I belong to a closed group on social media that has brought together a large number (several thousand) of mostly female members of my profession. The one thing we have in common besides our profession is that we are all parents. The aim of the group is simple. It's meant to be a place for us to discuss whatever it is that's on our minds that relates either to work or parenting or both. Ground rules have been established and agreed upon with the moderators of the group being proactive and sensible in their application of the rules to posts and comments.
So it was hardly a surprise that I took to the group like a duck to water. And it's been a lovely community to be part of.
But as with most things on social media, there was an incident recently. A member of the group had found the support so useful she casually mentioned it to a friend to see if she was interested in joining. The friend then replied that she'd actually heard of the group through a mutual acquaintance who was also a member of the group.
Unfortunately, the group had not been referenced in glowing terms. The mutual acquaintance had taken it upon themselves to screen shot the more 'inane' posts and then used those screen shots for a few cheap laughs.
I know we're all adult women and the members of this group presumably have a reasonable level of resilience, maturity and intelligence to rise above this incident but the jibe hit its mark. Some members became even more considered in what they posted, others noted how things like this reflect more on the observer than the observed and the majority carried on as normal.
We could analyse this deeply about how women should all be 'leaning in' to support each other. We could also glibly observe that women seem to be their own worst enemies who tear each other down. But my initial thoughts were a bit more basic.
For me, the incident brought home yet again, the message we tell our children and ourselves. Nothing on the internet is completely private no matter how well vetted and secure you might think an online community is. The internet is also forever thanks to a well (or badly) timed screen shot. If you put it out there, you need to be prepared to deal with the consequences good or bad.

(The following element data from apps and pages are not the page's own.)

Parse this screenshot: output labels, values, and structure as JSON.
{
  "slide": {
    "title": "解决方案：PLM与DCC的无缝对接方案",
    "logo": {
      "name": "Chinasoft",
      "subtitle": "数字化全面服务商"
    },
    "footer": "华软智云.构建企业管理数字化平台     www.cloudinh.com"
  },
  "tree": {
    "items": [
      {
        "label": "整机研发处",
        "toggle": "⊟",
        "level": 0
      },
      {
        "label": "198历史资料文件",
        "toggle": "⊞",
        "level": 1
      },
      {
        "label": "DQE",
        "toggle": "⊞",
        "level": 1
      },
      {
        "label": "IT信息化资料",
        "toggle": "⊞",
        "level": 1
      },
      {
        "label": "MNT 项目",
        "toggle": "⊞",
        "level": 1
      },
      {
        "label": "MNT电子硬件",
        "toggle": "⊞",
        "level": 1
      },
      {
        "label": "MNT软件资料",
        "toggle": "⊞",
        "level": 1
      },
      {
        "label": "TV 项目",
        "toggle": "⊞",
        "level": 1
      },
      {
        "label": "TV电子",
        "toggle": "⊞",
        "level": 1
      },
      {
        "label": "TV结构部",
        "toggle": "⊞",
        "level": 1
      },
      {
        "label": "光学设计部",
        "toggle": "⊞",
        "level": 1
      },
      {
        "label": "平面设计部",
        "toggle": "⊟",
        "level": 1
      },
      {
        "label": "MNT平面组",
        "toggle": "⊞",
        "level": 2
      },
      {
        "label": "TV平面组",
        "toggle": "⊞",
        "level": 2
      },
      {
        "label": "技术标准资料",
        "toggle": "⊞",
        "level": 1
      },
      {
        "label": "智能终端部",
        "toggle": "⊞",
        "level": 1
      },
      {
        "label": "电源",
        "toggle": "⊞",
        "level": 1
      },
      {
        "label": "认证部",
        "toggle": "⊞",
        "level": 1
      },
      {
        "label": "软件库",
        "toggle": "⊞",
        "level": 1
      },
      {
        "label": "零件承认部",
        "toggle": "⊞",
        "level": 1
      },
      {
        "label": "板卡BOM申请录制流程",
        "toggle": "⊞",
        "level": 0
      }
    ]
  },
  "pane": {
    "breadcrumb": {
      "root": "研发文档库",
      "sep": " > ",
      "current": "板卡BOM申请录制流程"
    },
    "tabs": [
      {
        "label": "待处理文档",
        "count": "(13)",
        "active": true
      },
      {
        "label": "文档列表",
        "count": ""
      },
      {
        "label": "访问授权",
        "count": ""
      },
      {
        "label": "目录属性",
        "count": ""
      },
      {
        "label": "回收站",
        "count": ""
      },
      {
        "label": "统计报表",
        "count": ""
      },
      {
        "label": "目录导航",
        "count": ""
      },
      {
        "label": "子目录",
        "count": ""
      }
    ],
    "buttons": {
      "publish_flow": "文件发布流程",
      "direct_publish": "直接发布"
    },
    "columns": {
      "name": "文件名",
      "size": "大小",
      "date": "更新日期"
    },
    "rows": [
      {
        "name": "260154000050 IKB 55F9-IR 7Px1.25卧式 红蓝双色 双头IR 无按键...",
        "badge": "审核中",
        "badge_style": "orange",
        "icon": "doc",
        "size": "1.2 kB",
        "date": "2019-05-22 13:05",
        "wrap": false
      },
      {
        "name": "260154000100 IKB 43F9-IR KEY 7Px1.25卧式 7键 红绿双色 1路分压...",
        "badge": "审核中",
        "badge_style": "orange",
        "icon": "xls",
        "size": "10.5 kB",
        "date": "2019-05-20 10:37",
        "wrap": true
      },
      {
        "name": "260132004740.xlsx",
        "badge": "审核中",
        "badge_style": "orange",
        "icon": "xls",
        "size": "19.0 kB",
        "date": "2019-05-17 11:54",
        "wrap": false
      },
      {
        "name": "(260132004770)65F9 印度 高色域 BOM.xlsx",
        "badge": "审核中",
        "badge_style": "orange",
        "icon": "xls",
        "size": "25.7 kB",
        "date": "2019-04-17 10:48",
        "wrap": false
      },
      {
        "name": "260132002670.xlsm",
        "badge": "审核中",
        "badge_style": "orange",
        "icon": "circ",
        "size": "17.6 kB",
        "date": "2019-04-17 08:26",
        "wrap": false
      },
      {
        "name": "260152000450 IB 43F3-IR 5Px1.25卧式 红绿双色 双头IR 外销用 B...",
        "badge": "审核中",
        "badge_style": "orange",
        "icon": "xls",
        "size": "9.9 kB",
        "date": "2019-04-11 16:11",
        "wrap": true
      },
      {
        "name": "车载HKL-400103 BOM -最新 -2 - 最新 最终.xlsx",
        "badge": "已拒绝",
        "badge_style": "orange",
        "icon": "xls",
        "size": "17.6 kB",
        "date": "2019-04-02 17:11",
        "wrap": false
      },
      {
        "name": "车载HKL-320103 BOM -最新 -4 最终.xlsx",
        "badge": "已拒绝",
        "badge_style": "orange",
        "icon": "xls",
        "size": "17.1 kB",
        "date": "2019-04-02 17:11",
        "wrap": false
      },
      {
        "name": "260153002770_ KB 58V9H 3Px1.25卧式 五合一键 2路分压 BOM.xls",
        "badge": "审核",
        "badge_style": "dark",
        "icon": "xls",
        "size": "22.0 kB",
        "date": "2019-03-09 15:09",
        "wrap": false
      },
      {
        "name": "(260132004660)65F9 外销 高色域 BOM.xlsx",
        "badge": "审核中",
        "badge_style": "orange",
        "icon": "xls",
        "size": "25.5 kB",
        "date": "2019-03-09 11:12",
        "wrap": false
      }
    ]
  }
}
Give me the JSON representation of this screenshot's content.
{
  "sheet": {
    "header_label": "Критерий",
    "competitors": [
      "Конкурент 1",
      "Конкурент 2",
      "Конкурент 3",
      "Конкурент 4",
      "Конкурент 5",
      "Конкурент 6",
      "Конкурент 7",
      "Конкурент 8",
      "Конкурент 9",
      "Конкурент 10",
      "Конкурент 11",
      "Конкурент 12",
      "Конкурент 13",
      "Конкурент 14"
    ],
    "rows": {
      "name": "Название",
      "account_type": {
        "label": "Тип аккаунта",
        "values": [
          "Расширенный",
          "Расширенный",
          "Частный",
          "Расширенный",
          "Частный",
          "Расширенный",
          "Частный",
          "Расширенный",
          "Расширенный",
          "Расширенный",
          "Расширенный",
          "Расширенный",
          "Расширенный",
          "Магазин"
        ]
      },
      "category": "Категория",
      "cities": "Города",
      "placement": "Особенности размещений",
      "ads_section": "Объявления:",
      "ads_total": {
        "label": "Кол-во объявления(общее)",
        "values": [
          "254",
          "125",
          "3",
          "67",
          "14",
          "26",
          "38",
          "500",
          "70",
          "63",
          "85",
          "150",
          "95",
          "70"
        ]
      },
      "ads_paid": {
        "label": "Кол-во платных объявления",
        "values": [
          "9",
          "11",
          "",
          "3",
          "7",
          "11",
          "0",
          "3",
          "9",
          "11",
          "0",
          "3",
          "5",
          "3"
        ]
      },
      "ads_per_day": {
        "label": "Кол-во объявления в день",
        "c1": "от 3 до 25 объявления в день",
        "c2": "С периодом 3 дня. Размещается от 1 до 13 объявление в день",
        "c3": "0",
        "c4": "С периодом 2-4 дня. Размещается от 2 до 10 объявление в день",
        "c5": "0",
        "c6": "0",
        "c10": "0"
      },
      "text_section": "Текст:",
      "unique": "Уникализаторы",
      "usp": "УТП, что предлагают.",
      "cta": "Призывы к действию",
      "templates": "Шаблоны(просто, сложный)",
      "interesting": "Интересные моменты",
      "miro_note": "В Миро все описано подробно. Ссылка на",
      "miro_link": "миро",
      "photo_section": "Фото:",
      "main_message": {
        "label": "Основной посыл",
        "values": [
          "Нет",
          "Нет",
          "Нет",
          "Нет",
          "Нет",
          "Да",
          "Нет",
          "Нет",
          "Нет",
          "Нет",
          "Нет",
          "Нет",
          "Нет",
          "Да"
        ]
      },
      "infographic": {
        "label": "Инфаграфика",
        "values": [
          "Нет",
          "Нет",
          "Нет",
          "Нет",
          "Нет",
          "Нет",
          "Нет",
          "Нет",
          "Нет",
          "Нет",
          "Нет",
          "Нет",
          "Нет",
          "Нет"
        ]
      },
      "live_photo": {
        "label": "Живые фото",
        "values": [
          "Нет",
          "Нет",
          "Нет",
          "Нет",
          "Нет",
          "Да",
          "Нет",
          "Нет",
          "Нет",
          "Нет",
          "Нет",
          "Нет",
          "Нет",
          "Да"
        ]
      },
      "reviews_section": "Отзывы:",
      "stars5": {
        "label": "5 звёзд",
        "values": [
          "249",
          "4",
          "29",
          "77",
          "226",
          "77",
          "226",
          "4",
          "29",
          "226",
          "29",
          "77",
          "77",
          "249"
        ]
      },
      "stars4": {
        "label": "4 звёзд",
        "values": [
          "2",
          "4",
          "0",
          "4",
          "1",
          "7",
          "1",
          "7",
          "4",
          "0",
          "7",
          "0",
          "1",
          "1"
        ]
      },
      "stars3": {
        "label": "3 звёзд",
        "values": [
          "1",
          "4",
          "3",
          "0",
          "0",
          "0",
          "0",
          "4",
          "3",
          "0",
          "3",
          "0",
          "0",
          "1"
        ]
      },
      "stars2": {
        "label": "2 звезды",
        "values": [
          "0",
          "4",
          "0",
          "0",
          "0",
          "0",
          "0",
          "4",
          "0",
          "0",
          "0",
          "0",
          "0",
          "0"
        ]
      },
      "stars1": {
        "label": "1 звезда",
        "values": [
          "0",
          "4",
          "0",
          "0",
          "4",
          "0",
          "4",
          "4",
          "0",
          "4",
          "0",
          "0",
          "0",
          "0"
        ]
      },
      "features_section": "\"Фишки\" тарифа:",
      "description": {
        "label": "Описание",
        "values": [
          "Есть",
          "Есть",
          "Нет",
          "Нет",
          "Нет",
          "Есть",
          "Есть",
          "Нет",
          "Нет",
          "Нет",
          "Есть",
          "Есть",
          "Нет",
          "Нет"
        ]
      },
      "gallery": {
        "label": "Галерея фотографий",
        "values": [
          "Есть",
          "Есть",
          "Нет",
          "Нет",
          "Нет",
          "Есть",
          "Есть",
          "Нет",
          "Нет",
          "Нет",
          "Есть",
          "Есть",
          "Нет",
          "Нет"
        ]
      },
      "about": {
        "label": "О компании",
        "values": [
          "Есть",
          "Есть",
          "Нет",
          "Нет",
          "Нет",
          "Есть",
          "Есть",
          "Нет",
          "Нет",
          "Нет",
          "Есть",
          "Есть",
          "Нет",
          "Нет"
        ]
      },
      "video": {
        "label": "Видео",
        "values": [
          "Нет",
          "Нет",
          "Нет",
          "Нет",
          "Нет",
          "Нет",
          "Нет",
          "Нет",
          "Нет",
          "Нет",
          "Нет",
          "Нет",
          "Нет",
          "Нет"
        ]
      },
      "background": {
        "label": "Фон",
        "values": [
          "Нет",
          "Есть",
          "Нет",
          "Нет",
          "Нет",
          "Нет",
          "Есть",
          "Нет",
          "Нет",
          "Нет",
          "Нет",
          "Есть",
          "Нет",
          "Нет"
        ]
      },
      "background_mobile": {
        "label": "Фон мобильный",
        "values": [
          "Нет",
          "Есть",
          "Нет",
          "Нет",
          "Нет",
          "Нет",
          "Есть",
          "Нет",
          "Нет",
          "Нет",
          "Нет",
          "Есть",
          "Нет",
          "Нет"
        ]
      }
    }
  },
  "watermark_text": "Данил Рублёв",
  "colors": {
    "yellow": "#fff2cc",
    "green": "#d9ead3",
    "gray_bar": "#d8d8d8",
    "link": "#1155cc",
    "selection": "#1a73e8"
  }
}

But I do wonder about the screen shot person and whether any of us who use social media are in any place to judge. The attack was personal to us because it came from within the group. It was also the work of our dear old friend Anon.
The thing is, I've been having far too many chuckles over Melania Trump this past week and the made for memes controversy over the striking similarity of her recent speech to one Michelle Obama gave several years ago. I've also voiced an opinion on the final reveal of who The Real Housewives of Sydney are. With regards to the latter, I'm bitterly disappointed that the fixtures on Sydney's social pages that I'm most intrigued by kindly declined their offers to be a local housewife.
It was all light hearted, the people at the centre of the attention wanted the intention in the first place. Where's the harm?
Potentially everywhere for the people at the receiving end who meant for their actions and words to be received in a certain way. You can't control how people respond to anything you share in a public forum. Taylor Swift put it so well with the line 'haters going to hate'. But you also need to protect yourself in the event of the worst case scenario (and then some) by exercising a bit of discretion and judgement (preferably of yourself, not others).
Are you a member of an online forum? Do you find yourself fully reassured by the fact that your group is 'secret' or 'private'? Or do you conduct yourself as you would elsewhere on social media?